▶ [Given information]
--- START ---

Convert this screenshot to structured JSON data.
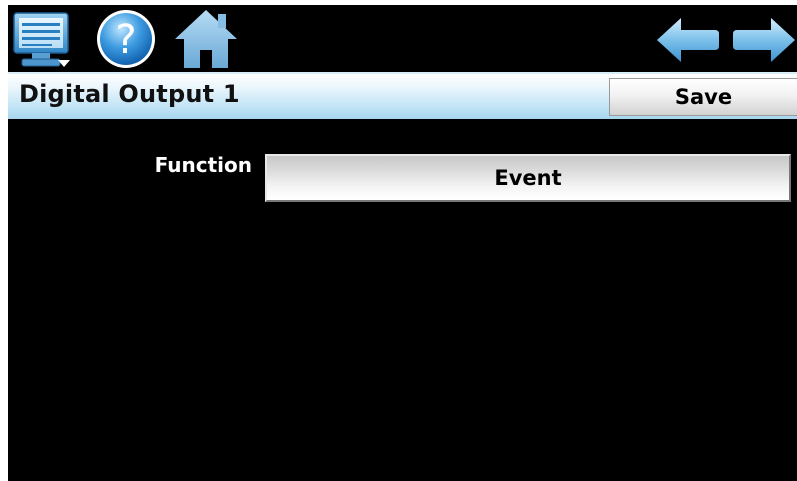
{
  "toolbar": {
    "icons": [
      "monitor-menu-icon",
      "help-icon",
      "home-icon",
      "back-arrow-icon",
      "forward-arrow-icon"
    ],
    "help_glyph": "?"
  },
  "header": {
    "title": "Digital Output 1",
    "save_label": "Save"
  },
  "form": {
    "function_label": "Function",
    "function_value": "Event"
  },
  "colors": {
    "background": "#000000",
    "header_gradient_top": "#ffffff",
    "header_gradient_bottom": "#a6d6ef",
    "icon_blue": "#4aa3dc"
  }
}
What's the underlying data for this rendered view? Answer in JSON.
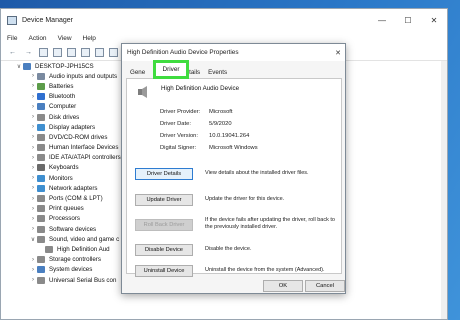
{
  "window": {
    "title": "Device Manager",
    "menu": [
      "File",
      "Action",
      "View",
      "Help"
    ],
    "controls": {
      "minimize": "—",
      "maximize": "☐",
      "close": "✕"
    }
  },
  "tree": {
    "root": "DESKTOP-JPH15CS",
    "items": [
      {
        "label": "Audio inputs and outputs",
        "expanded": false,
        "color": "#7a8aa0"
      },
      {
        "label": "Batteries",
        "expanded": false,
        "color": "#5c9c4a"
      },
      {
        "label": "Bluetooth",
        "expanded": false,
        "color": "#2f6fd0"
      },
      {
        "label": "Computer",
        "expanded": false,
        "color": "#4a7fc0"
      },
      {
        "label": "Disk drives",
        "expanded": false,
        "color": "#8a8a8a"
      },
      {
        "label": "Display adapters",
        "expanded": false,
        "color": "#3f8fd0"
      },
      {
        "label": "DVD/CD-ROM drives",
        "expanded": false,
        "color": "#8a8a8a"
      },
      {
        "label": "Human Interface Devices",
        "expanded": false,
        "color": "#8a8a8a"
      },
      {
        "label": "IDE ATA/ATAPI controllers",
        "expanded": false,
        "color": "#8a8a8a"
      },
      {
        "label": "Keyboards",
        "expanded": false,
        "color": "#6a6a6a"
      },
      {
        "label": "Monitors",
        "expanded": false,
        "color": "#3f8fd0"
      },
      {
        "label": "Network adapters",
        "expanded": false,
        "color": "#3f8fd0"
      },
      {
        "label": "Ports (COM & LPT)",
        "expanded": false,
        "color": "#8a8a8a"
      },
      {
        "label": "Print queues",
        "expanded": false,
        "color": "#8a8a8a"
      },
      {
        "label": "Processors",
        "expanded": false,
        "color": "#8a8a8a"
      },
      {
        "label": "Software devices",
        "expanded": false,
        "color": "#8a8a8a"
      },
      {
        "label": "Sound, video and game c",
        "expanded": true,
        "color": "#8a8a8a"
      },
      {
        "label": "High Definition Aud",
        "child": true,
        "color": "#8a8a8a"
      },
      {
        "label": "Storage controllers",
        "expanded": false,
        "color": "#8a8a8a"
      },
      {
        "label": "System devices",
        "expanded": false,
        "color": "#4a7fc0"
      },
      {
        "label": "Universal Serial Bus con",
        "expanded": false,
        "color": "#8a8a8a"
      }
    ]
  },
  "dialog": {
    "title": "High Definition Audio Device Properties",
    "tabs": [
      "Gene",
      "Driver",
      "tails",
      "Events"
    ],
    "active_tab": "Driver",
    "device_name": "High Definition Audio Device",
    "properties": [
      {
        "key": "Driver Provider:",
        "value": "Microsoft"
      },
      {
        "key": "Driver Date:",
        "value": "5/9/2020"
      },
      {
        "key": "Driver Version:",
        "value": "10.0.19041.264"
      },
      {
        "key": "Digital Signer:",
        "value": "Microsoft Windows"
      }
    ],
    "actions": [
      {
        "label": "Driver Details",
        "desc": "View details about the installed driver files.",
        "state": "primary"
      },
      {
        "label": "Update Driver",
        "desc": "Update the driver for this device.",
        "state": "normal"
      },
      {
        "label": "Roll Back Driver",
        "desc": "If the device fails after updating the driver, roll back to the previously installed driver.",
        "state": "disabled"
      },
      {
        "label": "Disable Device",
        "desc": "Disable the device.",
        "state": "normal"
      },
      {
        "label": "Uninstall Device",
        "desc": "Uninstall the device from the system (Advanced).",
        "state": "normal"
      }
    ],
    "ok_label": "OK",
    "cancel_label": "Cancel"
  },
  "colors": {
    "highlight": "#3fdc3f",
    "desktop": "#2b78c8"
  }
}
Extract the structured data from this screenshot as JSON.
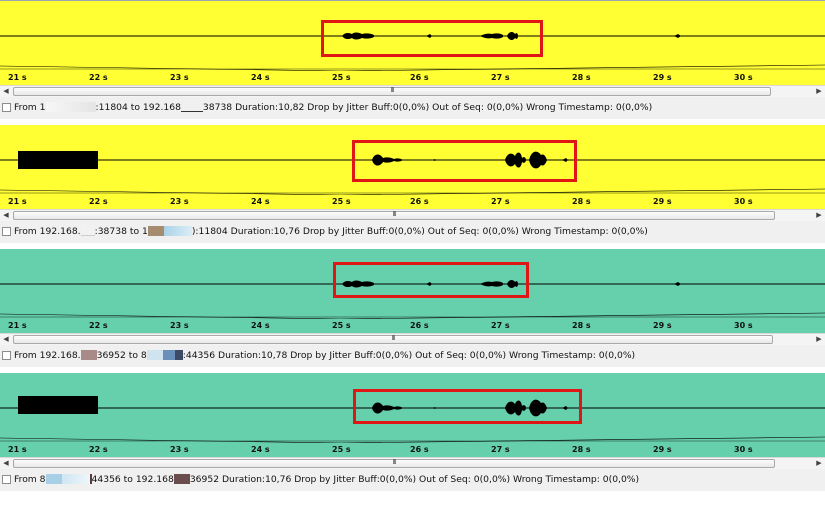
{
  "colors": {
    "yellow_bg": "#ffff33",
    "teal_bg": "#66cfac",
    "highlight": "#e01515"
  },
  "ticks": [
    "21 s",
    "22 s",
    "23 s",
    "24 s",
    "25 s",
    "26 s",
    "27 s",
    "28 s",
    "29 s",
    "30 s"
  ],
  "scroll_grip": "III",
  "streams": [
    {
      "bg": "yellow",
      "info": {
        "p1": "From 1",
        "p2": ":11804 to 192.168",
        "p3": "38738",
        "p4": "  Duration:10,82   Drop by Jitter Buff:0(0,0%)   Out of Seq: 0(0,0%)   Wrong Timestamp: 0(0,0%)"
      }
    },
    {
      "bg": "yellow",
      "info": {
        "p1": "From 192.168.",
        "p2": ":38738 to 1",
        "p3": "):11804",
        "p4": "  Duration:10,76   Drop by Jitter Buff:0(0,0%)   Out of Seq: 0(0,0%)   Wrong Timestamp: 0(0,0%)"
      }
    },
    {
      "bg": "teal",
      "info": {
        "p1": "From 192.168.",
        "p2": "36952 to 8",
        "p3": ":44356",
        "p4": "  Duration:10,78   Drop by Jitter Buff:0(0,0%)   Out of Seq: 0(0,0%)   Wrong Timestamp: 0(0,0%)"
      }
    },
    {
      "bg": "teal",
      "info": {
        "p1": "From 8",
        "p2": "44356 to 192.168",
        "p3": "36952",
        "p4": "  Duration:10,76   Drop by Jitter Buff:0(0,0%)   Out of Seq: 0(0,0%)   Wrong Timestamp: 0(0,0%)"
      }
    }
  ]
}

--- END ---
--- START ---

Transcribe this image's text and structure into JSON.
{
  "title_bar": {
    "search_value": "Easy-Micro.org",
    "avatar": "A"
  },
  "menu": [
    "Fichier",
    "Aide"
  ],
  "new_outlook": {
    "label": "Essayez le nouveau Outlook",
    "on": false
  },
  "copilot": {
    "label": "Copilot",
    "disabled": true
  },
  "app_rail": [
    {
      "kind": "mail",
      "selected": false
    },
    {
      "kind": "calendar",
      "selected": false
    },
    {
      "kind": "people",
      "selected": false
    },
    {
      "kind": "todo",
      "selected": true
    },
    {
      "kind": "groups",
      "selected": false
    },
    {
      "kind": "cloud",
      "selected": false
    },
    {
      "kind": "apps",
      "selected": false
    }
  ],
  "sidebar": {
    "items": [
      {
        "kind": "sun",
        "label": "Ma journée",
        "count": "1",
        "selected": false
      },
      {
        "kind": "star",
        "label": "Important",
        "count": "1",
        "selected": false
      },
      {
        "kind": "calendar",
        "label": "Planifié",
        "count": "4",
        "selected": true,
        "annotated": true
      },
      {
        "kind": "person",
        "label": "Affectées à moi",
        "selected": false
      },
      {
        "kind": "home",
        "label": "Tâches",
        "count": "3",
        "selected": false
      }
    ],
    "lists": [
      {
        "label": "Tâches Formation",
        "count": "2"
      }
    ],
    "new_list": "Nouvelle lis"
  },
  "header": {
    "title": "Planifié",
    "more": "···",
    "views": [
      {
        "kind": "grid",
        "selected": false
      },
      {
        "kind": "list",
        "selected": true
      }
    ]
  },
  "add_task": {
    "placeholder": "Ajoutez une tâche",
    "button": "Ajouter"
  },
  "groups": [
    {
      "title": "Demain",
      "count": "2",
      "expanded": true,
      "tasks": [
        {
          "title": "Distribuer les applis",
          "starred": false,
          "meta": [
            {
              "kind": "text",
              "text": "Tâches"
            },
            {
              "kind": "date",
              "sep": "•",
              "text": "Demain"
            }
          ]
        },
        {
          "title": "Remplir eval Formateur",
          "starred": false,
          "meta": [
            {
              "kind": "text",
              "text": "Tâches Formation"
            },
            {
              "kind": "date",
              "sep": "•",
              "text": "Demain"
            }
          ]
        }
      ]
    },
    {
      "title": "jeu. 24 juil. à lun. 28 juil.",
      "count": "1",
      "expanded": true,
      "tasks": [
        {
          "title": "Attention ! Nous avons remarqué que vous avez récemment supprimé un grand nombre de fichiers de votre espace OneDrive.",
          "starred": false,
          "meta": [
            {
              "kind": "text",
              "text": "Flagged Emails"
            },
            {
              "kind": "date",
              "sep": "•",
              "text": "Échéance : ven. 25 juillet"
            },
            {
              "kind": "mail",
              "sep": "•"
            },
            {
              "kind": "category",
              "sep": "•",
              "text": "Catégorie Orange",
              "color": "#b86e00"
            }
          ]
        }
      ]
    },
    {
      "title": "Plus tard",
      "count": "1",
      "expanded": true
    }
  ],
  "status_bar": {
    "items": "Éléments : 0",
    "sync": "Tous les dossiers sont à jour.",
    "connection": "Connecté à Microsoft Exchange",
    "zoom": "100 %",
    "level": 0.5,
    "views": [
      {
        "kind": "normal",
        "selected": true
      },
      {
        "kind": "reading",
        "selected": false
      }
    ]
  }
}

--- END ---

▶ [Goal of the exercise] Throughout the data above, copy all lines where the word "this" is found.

▶ [Task output]
Convert this screenshot to structured JSON data.
What's the underlying data for this rendered view? Answer in JSON.
        "desc": "Update the driver for this device.",
Extract the structured data from this screenshot as JSON.
Transcribe this image's text and structure into JSON.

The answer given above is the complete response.